■ **Problem statement**
When a line of the entries contains the word "staff", report that line.

· · · · · · ·

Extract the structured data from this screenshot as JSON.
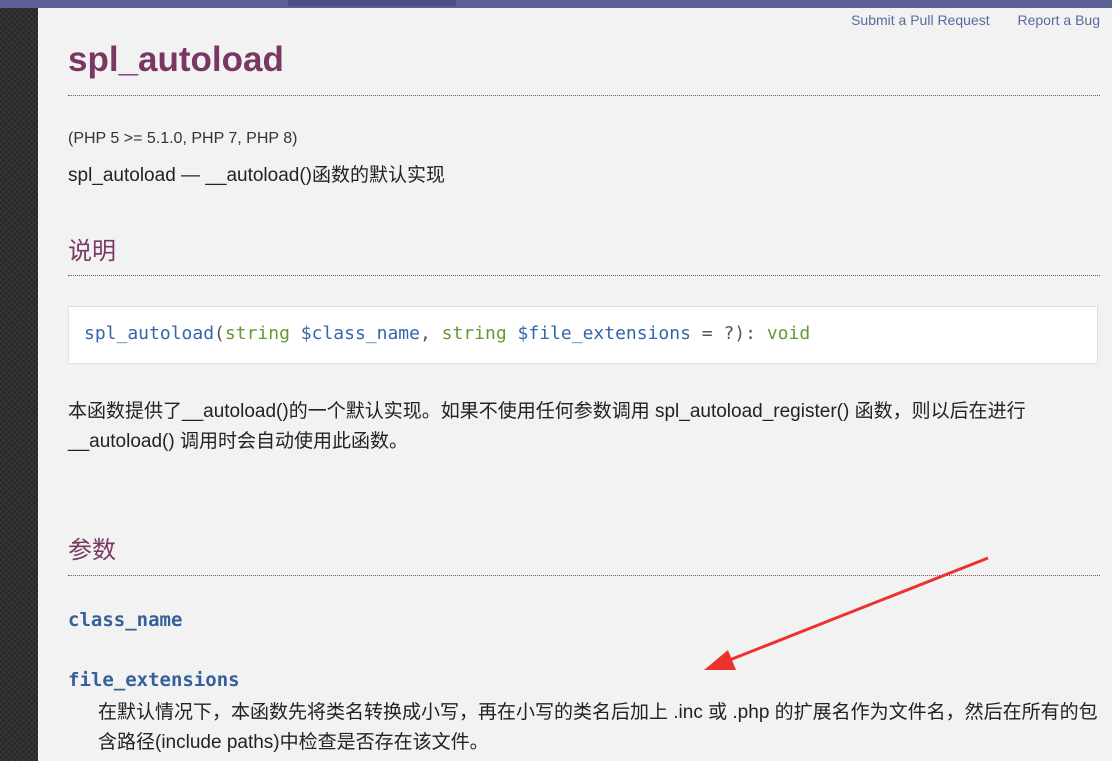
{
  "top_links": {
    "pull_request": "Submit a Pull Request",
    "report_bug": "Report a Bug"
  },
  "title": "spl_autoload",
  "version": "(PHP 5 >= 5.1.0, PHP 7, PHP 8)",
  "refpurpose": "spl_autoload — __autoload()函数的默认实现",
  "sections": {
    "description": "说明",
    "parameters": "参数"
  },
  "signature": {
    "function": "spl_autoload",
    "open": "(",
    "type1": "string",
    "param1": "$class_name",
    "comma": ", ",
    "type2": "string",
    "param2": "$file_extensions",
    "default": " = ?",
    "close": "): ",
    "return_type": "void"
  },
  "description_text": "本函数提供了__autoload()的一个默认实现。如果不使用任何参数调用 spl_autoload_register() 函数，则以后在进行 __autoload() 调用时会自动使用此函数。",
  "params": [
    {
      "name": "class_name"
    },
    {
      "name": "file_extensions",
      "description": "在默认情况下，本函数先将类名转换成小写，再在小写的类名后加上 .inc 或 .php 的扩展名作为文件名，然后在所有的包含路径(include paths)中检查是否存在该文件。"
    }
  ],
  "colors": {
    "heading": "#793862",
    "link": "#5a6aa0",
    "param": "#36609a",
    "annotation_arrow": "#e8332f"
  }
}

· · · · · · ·

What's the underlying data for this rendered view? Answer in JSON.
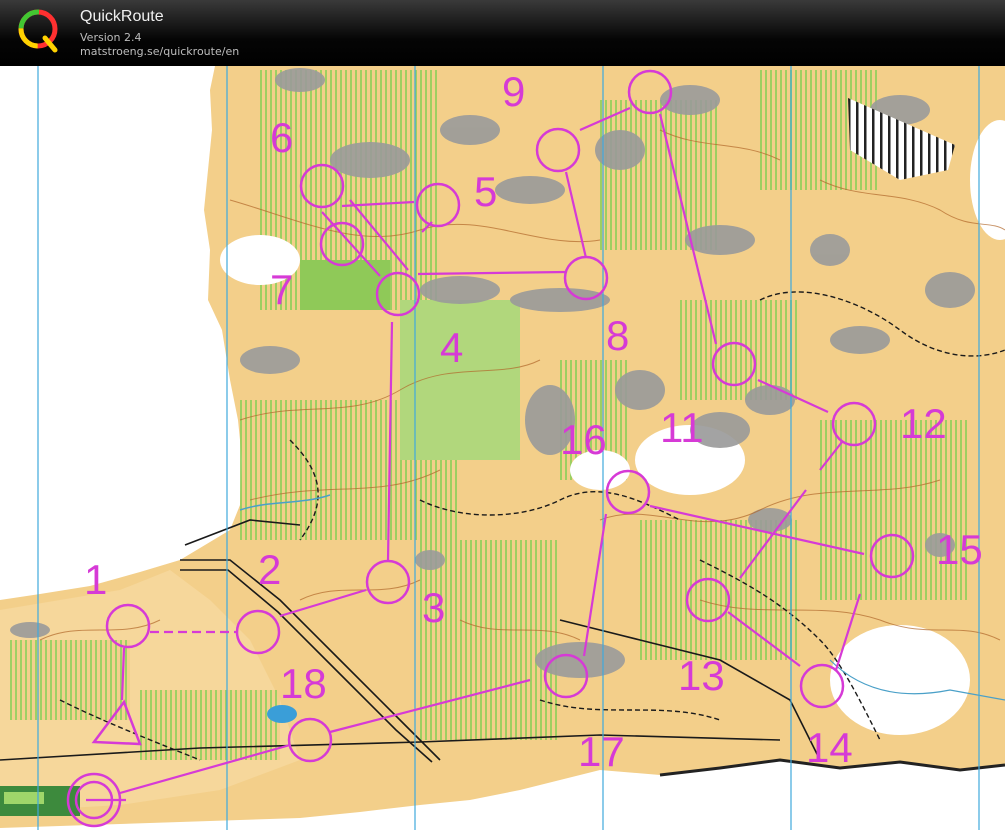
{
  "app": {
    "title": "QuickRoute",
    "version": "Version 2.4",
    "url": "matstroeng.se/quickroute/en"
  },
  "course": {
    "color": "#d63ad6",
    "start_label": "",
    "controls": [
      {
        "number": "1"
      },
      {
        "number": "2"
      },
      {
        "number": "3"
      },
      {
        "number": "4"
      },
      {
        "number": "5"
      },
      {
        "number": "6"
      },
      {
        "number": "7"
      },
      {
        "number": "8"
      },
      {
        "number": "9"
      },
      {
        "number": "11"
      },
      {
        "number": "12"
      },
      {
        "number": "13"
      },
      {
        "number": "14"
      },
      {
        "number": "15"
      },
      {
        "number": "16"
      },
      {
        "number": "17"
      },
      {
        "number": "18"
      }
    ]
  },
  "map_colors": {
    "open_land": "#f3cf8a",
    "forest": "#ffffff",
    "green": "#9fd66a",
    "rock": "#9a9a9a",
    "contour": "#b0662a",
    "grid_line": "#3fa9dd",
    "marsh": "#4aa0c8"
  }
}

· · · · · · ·

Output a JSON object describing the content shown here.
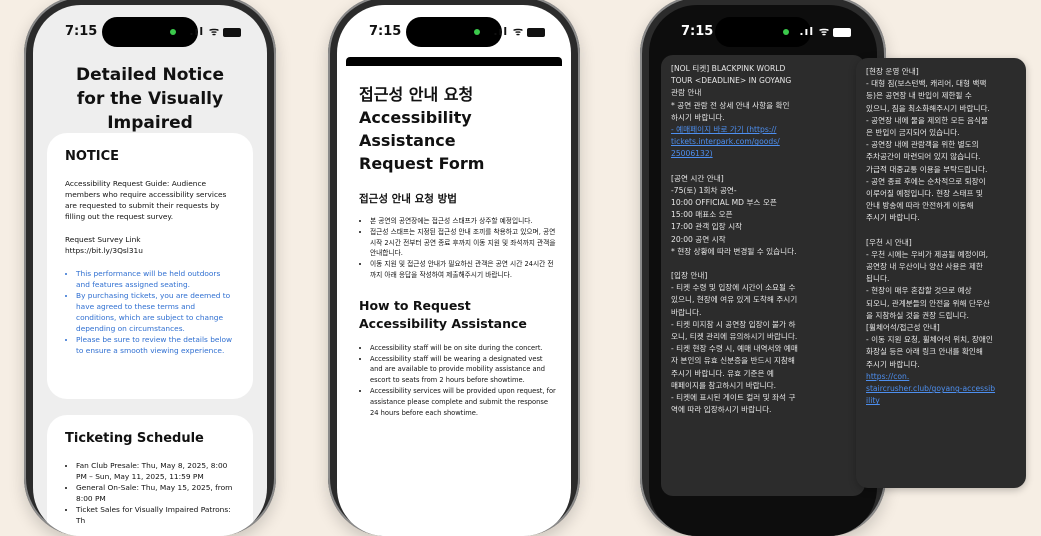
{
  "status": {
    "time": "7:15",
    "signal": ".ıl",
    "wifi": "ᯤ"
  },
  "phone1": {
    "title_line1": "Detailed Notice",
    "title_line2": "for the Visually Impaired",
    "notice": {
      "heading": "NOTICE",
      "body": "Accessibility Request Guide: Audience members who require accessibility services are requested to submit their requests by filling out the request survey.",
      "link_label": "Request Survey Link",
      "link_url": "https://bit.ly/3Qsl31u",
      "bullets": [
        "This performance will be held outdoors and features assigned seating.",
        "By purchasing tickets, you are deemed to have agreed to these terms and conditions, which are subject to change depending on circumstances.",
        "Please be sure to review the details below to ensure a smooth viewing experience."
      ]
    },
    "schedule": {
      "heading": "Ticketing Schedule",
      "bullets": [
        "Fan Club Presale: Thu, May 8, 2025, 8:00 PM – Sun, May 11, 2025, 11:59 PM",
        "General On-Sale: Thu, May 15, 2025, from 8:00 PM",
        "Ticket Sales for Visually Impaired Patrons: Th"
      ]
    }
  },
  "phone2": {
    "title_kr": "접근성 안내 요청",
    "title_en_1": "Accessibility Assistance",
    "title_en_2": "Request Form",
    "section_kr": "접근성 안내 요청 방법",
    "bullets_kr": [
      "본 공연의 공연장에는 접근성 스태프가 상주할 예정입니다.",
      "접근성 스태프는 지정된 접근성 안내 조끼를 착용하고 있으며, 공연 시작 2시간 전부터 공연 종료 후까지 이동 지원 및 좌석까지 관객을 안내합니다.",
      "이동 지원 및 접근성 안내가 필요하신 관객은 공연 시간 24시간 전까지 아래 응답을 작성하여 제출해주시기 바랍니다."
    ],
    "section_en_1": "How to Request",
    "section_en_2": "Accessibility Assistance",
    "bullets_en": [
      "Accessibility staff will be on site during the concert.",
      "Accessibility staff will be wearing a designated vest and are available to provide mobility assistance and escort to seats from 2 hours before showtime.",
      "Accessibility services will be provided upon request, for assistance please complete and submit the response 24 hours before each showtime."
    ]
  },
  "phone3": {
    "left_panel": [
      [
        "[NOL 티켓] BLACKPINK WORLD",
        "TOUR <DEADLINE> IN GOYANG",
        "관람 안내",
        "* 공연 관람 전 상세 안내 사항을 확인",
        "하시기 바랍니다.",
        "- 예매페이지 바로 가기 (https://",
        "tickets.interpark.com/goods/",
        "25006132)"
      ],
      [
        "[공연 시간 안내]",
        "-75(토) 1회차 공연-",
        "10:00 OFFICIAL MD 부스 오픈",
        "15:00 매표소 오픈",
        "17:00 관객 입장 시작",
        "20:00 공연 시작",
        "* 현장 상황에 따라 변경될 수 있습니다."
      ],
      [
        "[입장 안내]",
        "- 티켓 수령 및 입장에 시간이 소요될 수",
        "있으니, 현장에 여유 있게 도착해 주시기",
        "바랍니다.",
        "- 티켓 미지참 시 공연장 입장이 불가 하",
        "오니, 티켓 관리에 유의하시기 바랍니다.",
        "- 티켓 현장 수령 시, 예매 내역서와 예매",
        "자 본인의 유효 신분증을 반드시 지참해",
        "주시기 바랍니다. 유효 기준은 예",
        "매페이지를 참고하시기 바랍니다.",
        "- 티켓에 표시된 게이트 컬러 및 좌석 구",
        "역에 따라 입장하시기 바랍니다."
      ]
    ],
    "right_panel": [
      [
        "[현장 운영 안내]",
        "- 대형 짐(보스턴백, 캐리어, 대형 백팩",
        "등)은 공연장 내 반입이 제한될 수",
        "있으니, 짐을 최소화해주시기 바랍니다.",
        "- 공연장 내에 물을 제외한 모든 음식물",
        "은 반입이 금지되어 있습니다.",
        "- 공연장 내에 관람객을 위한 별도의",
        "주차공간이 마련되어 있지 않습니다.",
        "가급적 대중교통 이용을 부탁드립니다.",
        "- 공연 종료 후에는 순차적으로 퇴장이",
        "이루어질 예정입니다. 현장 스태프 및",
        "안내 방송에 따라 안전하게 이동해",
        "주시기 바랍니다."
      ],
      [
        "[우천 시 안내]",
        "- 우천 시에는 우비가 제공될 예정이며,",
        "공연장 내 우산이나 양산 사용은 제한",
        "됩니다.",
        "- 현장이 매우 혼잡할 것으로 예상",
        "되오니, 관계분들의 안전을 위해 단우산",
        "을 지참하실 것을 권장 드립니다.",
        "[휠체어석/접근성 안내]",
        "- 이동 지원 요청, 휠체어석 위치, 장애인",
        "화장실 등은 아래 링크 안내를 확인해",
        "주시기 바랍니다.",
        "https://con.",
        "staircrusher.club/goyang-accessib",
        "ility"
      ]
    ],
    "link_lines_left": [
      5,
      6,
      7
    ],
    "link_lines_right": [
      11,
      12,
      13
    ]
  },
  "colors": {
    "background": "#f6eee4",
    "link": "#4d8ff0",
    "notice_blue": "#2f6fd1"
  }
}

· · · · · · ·

■ **Completed task**
      "Accessibility staff will be on site during the concert.",
      "Accessibility staff will be wearing a designated vest and are available to provide mobility assistance and escort to seats from 2 hours before showtime.",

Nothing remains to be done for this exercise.